  • A very popular component of the Ambulatory Blocks is Literature in Medicine. Led by a faculty member, the residents read and discuss the works of authors and poets, reflecting on how the writings apply to the practice of medicine and the humanistic aspects of our profession.  You can often find this group learning under the trees in the park across the street from the hospital.  A wonderful wellness event!  
  • Residents participate in a problem based learning (PBL) project, where they perform a self-assessment exercise of the patient care they provide in their clinic and formulate an improvement plan based on the results. 
  • Working in small groups, residents propose and implement a patient safety and quality improvement (PSQI) project that is continued longitudinally throughout their Y blocks. 

Practice Management

Various workshops are held throughout the year to help residents transition to their future career.  These include workshops in interviewing skills, applying for a fellowship, creating your CV, business of medicine and sessions on specific careers such as subspecialties, hospital medicine, primary care and global health.   

  • Getting ready to apply for a fellowship or job: Early in the year, senior residents learn the proper timeline for applying for positions, updating their CV and using the internet and headhunters to begin the job search process.  Faculty review each CV and coach residents in the application process.  Photo of Weinberg atrium
  • The fellowship or job interview: Issues discussed include basic approach to the fellowship or job interview, what to know before you go, key questions to ask during the discussion, and appropriate follow-up.
  • Assessing a private practice: Residents learn about various aspects of the practice, including how the practice approaches patient care, triages phone calls, and manages charts, documents, call schedules and workload among the physicians.
  • Your first job contract: Lawyers join a group discussion to help residents in evaluating their first contract and understanding the key terms for their future practice.
  • Office management: Residents learn these skills at their continuity clinic site including information on patient medical insurance, billing, coding, interaction of office personnel and telephone medicine.

Other Ambulatory Experiences

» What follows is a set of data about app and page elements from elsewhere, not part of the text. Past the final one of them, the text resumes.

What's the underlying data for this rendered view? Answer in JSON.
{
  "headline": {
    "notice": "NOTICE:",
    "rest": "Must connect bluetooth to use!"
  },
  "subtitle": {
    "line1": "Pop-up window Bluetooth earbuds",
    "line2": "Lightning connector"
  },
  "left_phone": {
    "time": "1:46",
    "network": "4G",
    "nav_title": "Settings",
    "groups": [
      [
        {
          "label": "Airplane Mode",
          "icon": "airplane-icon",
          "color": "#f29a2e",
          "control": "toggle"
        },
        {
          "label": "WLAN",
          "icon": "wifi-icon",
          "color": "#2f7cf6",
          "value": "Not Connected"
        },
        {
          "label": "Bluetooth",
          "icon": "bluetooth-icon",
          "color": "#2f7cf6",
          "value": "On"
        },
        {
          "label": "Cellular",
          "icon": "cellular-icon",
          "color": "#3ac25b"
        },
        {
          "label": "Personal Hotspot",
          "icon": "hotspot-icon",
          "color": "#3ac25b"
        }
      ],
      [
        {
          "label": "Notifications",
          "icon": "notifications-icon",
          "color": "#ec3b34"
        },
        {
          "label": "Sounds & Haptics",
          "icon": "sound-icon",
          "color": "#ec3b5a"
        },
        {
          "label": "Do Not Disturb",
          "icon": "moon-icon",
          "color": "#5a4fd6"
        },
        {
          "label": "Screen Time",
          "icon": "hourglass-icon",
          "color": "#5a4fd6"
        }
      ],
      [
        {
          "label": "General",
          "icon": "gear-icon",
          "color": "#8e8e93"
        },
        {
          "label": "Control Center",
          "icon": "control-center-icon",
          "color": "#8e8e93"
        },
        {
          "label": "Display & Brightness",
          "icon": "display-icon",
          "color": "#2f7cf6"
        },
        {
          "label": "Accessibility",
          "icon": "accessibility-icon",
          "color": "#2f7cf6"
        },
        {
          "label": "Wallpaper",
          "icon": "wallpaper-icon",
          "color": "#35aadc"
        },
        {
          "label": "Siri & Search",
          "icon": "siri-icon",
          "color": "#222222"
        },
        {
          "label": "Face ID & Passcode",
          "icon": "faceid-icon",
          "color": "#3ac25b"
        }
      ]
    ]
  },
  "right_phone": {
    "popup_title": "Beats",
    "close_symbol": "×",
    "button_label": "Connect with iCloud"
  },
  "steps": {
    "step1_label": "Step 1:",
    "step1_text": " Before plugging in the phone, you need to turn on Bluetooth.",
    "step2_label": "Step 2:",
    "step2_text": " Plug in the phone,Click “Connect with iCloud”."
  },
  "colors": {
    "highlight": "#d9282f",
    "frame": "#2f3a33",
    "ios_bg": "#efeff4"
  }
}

During their ambulatory time, second year residents rotate through our Faculty Practice Office (FPO), where they work alongside our general medicine faculty in a private practice setting. Interns rotate through the Emergency Room at UMMC and the Emergency Care Services (ECS) at the VA and return to ECS in the 2nd and 3rd years, where they receive additional training in outpatient urgent care medicine and emergency medicine. The Emergency Room experience is described under the University of Maryland Medical Center.